Supplied entries -
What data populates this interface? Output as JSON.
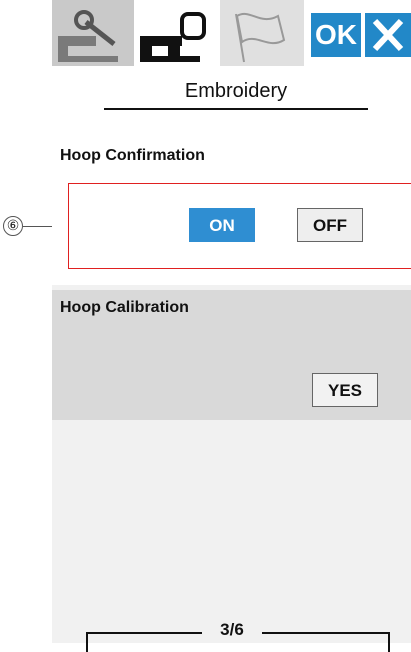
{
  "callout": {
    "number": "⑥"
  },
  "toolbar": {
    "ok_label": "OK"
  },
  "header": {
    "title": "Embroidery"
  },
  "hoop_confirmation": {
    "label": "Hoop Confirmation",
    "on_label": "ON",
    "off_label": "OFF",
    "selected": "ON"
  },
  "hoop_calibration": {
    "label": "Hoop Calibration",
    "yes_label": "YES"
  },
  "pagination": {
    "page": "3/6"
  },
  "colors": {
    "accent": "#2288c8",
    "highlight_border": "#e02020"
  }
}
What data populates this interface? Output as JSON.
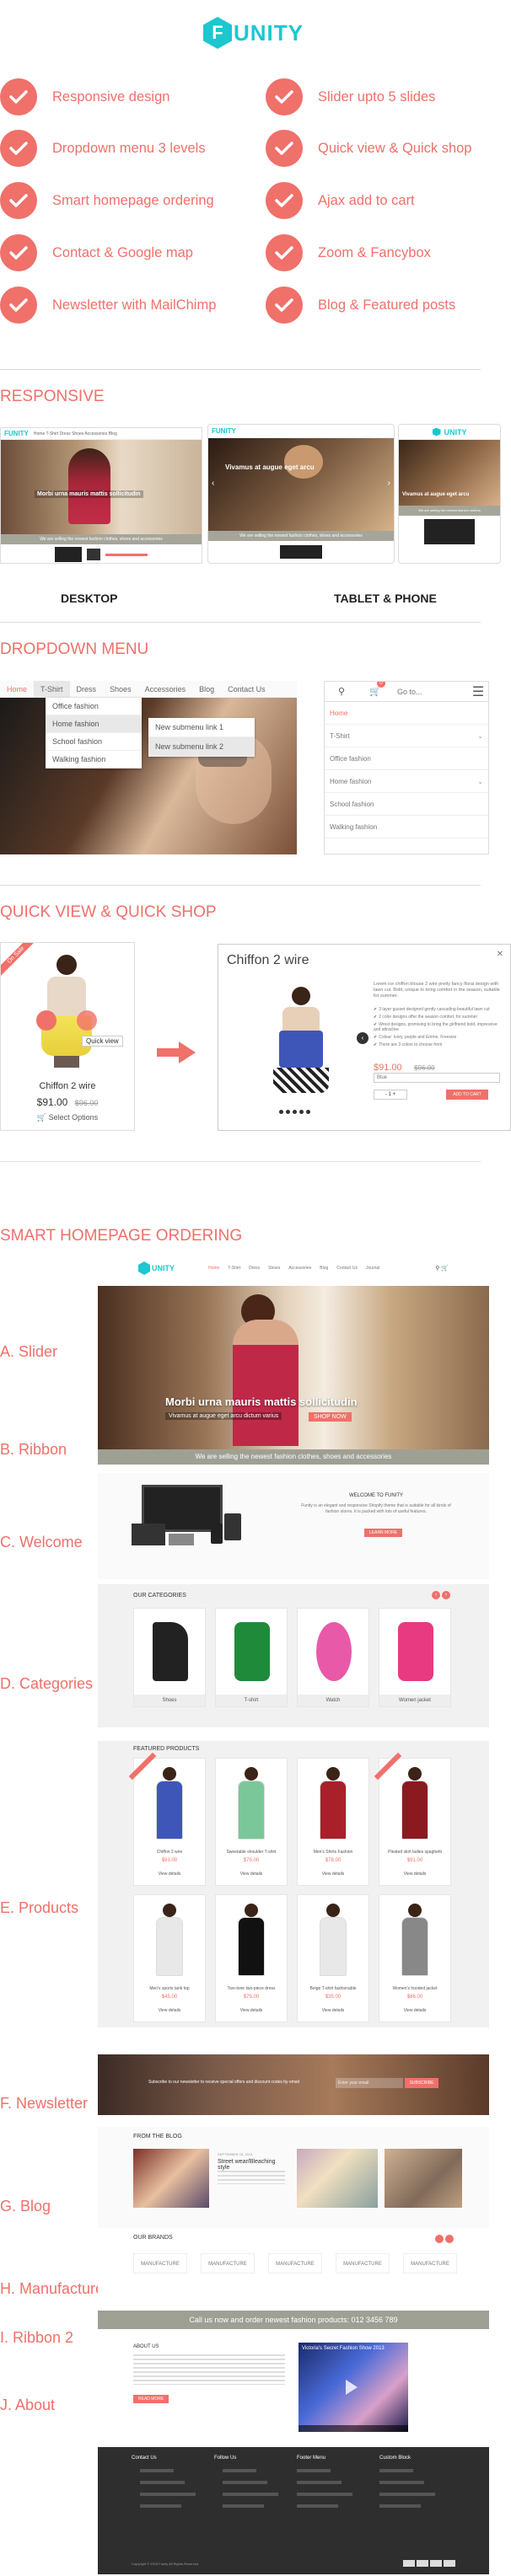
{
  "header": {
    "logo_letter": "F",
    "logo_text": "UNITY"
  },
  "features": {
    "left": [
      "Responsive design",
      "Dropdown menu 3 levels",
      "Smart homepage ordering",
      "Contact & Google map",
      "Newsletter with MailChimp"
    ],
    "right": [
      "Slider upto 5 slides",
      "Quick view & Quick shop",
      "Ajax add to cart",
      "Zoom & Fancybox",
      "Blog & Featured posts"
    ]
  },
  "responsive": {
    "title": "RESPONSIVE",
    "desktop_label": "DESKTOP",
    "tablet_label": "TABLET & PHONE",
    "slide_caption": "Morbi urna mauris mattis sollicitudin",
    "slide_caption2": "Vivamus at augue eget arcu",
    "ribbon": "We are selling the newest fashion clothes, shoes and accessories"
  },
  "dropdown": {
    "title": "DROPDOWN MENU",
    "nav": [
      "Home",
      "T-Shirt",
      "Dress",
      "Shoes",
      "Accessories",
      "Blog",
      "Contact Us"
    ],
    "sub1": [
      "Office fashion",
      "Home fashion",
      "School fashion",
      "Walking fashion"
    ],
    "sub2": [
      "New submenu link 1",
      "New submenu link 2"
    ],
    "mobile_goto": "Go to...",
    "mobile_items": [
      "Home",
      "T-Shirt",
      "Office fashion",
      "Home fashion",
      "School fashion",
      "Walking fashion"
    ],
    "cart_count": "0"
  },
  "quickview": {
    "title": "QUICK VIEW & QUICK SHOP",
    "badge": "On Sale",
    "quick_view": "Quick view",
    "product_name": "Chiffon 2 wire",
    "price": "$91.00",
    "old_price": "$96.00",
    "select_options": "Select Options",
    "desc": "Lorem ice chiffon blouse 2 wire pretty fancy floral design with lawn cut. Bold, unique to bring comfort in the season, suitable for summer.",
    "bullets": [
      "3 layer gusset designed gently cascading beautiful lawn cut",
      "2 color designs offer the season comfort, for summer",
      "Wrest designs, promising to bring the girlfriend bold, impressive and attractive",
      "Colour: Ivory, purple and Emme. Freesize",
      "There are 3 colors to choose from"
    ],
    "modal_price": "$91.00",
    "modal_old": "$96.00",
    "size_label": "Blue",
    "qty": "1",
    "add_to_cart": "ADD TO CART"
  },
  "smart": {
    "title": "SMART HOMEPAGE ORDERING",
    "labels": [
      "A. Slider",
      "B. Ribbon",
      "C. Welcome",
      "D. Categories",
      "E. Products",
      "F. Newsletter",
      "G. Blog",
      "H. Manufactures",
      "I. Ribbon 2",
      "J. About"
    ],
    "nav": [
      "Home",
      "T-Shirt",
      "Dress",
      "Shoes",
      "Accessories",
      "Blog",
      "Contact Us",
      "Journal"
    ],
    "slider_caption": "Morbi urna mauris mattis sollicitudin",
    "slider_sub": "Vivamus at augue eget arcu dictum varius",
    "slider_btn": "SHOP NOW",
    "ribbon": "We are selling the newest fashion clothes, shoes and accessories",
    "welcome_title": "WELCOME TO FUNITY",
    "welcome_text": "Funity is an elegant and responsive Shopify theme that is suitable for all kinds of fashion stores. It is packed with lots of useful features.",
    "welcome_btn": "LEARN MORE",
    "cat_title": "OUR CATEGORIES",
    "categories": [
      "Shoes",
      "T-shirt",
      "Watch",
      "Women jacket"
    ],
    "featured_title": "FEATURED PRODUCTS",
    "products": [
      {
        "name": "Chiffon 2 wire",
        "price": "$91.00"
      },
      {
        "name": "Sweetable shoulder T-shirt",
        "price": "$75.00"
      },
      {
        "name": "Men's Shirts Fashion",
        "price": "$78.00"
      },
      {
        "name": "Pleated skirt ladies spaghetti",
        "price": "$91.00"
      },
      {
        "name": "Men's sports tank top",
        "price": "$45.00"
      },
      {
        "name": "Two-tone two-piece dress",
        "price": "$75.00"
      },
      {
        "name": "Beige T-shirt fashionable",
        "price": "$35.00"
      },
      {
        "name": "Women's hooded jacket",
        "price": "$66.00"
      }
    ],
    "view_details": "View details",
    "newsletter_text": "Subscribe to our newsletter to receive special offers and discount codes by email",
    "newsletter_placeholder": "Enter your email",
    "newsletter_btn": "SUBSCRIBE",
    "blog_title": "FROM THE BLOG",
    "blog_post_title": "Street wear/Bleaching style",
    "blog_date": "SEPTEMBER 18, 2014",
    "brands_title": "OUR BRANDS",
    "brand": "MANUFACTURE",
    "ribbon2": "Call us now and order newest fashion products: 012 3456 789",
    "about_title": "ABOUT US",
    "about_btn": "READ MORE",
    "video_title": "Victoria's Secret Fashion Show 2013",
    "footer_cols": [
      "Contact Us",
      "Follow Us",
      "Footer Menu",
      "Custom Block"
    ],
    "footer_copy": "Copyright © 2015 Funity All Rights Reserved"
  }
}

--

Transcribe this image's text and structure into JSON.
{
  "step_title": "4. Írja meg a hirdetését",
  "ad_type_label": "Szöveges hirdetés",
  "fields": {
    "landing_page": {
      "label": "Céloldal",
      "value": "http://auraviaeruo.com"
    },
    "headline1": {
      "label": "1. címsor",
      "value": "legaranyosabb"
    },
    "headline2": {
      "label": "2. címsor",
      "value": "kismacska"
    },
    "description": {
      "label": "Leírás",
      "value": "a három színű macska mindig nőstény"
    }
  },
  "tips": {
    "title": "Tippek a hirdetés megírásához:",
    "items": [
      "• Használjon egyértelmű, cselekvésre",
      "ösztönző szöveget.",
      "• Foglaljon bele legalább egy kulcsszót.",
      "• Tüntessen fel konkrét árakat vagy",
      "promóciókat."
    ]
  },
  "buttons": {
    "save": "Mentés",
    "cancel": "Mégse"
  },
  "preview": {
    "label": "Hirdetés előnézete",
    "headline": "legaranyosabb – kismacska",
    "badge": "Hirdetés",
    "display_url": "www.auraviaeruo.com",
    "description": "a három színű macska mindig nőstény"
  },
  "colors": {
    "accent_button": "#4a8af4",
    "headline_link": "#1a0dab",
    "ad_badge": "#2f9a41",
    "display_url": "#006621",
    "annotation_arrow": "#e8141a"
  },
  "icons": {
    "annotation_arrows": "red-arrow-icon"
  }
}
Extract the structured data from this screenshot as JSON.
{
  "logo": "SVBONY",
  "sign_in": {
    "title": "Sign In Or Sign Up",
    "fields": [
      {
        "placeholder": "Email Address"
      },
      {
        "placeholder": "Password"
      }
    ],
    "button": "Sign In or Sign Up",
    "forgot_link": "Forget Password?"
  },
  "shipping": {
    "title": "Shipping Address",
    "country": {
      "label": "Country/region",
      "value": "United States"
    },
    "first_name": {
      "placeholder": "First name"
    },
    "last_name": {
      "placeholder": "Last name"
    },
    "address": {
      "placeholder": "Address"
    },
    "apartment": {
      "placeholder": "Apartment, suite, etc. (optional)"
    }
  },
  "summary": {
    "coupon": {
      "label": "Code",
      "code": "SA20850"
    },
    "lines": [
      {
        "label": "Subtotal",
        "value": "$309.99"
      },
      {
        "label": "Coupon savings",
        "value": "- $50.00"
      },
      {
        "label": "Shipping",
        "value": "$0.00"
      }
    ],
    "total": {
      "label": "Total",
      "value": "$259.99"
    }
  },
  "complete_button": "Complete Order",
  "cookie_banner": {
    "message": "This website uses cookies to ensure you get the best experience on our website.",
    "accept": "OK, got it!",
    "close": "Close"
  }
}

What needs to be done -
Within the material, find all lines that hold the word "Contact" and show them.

Reply to the exercise -
      "Contact & Google map",
      "Contact Us"
      "Contact Us",
      "Contact Us",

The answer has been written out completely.